von: Christian Setzepfandt, Frank Berger, Jutta Zwilling
erschienen: Societäts Verlag
After three volumes about unplaces, followed by books about women's places and money places, "101 men's places" is now the next city guide of a slightly different kind. The beauty of these books is that they present Frankfurt as a very multi-faceted city, immerse a little in the history of the Main metropolis and at the same time present places that Frankfurters may know from passing by, but whose significance has remained hidden until now. This is also the case with the 101 male locations visited in this book. In comparison to the other volumes of the series, it is different that here we work with much more irony and wink.
In order to come as close as possible to social reality, as the authors themselves write in the preface, "a gay man, a hetero man and a woman have come together amicably". The three did not want to be restricted by political correctness either, which is why there are a few places for men here that one would perhaps not have expected in the book - although they are quite unambiguous places for men. But it is precisely in such moments that men should read the book with a certain self-irony, for it is written with a certain self-irony.
Alongside a few very unambiguous and enormously different places for men, such as the brothels in the railway station district or the Information Centre for Men's Questions, there are also places that are not per se men's places and only become such through the predominant dominance of the male sex there.

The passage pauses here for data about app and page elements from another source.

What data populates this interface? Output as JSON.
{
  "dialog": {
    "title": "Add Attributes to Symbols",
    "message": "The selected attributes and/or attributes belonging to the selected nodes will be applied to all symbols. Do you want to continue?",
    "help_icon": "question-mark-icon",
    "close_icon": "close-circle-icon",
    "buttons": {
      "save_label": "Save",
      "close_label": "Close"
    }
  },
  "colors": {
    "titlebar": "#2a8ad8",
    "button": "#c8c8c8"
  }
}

These include, for example, the sobering cell on track 24 of Frankfurt Central Station as well as the board of the DZ Bank or the model flight group of the Frankfurt Association for Aviation.
As in the other books, "101 Men's Places" is also characterized by the fact that a look is taken here at very different facets of our city and some previously unknown sides come to light. The reader learns something here about places that one regularly passes by without knowing what is hidden there or what of historical relevance once took place here. And even if it is a lot more about sex and toilets than in the other books, there is no need to fear that we men are reduced here only to our lower body region. An interesting, humorous and really colourful city guide - not only for men. Recommended]
Ein Artikel von Frankfurt-Tipp